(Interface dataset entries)
= Beginning of Section =
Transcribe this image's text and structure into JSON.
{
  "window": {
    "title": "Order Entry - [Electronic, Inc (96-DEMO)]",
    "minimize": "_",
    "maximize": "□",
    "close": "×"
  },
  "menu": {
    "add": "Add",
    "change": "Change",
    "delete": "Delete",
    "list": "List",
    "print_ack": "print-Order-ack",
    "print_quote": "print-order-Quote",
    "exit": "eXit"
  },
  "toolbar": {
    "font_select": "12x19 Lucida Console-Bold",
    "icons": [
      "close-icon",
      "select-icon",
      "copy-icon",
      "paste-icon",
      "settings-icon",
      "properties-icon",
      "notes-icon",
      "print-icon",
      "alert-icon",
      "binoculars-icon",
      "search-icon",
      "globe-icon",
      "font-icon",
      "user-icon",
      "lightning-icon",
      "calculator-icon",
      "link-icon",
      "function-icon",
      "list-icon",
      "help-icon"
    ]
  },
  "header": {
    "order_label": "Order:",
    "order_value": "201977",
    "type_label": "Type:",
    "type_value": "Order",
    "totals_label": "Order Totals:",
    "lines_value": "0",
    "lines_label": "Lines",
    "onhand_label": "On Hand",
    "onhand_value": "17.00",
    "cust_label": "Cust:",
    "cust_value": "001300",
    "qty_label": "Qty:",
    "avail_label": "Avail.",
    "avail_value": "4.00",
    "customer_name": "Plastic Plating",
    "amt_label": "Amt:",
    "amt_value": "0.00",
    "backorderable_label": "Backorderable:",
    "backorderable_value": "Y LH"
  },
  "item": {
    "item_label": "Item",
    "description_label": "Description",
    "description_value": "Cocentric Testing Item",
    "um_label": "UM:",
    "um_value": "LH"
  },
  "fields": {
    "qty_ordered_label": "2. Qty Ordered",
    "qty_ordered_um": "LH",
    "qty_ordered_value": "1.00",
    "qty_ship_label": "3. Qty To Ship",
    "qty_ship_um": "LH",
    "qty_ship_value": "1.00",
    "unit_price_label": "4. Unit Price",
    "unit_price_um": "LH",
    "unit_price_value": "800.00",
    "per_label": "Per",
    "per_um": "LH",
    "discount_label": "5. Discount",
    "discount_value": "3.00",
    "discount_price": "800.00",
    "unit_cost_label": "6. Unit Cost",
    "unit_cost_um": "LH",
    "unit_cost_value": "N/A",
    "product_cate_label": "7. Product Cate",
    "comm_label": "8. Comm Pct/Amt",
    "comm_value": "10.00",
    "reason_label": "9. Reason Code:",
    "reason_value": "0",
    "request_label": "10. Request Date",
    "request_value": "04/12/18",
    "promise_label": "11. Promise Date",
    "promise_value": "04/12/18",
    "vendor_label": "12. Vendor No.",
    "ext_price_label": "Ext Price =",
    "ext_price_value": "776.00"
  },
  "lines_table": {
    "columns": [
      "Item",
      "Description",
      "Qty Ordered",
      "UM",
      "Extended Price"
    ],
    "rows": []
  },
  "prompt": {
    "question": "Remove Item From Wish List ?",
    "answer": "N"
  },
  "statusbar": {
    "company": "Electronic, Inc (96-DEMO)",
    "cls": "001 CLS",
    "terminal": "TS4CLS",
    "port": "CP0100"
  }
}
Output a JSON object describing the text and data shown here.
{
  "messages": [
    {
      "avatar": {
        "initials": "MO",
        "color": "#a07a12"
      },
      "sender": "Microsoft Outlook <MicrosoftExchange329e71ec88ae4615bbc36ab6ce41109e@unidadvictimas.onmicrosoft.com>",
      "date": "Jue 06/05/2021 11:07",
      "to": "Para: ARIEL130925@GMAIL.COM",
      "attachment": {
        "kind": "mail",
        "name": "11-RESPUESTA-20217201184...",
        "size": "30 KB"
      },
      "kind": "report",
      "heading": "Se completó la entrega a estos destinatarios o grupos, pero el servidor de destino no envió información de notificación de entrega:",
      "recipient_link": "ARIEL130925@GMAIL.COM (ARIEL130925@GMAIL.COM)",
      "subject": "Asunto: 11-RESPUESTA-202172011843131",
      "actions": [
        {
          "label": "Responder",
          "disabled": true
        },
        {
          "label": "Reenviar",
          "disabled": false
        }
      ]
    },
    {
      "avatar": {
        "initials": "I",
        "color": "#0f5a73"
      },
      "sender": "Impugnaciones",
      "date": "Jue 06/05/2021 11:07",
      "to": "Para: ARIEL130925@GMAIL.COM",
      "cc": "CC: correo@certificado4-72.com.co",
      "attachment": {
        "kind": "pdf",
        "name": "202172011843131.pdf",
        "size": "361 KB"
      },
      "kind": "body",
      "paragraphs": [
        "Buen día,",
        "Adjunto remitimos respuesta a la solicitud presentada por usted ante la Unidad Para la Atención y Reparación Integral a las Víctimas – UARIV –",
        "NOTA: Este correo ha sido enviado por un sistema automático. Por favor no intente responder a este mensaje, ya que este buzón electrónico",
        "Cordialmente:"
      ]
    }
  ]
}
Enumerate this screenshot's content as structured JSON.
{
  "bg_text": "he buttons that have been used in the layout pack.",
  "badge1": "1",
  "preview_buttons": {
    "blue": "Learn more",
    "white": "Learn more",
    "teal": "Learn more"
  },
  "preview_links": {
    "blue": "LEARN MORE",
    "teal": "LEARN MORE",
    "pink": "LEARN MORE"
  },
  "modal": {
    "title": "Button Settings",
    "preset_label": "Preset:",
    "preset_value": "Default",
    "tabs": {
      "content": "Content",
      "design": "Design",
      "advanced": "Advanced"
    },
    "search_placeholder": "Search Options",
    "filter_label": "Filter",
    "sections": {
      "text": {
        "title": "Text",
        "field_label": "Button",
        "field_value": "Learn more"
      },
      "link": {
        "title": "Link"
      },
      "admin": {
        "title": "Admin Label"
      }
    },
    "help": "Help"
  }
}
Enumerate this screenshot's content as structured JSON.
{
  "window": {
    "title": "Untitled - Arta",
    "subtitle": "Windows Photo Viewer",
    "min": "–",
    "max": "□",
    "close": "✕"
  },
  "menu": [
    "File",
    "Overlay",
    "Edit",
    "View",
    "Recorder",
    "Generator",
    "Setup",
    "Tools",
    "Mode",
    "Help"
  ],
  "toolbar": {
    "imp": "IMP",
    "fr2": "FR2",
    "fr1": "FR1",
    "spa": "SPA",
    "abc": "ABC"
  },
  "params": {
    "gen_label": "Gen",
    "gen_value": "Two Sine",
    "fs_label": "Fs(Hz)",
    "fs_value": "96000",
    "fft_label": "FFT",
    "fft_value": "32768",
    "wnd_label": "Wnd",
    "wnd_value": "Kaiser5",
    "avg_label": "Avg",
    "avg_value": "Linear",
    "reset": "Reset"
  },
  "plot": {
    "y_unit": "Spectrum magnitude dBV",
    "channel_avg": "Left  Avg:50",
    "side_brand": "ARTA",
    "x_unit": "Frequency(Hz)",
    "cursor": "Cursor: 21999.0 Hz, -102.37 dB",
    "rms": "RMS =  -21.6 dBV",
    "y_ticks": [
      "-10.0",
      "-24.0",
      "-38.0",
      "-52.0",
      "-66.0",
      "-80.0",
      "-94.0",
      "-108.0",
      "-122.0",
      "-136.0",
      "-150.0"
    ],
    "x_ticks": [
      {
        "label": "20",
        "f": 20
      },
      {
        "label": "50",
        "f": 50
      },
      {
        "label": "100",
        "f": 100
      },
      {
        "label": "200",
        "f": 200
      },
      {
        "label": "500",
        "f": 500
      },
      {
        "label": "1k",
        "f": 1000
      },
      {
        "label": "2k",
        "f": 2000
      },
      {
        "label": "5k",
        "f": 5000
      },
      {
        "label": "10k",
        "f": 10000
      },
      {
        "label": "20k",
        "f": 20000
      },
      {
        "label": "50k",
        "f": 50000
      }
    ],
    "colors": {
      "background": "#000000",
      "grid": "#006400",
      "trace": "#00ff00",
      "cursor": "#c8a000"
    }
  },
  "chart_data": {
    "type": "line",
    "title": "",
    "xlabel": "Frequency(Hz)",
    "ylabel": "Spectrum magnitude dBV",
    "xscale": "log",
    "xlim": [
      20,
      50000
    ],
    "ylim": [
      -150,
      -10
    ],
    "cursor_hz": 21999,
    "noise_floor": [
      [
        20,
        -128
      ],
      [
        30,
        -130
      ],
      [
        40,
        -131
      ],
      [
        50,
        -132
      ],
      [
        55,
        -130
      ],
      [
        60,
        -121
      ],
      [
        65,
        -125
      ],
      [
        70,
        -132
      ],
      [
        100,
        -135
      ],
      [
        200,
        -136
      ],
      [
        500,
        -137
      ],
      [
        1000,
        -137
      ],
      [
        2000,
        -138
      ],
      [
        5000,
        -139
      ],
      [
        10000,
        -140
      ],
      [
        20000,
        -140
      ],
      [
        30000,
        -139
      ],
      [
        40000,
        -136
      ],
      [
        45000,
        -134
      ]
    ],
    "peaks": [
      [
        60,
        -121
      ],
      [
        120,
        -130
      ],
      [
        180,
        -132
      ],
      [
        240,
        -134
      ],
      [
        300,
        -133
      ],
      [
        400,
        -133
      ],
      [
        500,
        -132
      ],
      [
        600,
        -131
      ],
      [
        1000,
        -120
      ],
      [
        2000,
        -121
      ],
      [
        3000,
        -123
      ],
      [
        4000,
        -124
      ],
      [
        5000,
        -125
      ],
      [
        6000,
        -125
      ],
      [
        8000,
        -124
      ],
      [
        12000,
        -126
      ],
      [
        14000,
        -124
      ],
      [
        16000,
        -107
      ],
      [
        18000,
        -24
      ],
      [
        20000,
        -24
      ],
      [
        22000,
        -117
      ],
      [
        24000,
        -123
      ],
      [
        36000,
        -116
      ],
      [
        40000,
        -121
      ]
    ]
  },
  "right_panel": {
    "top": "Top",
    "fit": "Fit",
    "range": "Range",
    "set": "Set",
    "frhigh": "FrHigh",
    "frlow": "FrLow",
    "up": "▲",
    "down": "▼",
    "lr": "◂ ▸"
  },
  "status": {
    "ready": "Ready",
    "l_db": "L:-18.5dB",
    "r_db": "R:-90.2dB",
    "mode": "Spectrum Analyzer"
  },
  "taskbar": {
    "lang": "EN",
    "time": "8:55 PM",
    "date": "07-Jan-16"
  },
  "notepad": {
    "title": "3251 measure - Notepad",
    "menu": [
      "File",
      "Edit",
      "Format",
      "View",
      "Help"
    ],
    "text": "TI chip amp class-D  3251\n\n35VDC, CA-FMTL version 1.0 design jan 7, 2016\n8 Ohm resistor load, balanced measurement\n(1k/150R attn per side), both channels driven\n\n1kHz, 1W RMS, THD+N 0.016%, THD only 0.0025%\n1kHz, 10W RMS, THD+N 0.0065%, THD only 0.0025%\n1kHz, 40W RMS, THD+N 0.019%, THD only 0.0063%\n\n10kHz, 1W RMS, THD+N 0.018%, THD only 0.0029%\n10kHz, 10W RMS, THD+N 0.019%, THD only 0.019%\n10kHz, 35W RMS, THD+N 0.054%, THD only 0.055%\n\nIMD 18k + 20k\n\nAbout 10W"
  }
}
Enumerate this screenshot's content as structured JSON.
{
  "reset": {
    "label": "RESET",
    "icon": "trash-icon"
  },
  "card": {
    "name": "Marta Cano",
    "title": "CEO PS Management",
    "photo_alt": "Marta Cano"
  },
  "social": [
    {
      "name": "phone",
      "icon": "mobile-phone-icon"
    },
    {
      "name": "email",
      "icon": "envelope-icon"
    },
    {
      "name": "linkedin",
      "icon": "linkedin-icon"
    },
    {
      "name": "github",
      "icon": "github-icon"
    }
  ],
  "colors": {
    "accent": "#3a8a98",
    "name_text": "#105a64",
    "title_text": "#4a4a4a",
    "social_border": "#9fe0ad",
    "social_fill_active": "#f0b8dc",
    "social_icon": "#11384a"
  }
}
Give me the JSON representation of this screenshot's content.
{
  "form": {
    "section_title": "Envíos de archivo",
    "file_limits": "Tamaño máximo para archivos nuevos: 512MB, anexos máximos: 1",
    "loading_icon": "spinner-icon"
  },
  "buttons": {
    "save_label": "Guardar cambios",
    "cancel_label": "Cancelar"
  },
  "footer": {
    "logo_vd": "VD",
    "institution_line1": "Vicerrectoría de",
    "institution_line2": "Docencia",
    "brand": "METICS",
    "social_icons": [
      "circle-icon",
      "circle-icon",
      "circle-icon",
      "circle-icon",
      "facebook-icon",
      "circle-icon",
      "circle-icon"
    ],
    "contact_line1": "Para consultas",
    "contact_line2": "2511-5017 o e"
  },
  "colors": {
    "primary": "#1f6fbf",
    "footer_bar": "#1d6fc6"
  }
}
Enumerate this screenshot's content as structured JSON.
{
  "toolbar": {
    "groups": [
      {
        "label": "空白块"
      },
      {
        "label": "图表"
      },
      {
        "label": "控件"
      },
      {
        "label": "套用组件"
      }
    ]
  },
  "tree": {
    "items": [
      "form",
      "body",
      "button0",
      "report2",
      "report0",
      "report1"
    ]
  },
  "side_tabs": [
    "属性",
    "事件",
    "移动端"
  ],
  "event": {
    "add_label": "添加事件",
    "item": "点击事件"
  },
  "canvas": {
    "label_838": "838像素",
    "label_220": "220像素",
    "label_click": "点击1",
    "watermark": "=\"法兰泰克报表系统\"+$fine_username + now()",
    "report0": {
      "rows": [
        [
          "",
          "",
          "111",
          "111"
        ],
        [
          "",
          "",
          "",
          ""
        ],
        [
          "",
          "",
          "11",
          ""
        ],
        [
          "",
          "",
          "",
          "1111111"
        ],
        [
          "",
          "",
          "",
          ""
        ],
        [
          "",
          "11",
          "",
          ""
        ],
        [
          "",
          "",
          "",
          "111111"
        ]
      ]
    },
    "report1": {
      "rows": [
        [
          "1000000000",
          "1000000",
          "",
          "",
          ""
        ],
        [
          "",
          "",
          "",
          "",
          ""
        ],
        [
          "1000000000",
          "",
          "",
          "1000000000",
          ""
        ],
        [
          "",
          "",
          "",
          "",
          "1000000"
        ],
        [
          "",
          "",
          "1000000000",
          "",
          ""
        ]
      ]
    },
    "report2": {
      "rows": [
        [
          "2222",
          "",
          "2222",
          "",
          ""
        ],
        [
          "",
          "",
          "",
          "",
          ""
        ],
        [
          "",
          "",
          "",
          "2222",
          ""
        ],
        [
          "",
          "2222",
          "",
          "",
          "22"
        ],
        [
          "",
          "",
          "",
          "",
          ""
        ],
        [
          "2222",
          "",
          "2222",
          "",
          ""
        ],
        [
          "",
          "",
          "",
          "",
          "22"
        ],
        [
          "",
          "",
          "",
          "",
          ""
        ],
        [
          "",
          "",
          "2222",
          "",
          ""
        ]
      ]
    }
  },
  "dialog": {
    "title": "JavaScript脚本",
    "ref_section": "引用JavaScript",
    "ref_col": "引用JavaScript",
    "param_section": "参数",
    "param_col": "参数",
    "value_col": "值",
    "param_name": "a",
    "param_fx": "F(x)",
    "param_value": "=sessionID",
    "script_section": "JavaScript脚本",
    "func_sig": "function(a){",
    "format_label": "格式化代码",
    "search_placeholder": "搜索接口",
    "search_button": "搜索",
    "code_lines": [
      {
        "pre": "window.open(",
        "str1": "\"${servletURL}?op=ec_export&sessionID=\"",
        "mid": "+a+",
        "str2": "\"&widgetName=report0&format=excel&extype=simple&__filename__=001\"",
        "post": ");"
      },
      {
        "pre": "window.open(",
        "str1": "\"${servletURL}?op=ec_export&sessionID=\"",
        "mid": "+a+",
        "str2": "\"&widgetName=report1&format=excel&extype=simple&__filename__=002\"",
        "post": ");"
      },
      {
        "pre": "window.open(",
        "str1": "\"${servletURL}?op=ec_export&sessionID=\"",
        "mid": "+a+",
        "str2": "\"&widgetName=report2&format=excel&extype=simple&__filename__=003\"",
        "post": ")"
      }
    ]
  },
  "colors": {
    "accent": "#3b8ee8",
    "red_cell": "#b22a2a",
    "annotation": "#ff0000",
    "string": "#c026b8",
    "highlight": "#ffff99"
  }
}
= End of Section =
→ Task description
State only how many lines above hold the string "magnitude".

→ Answer to this task
2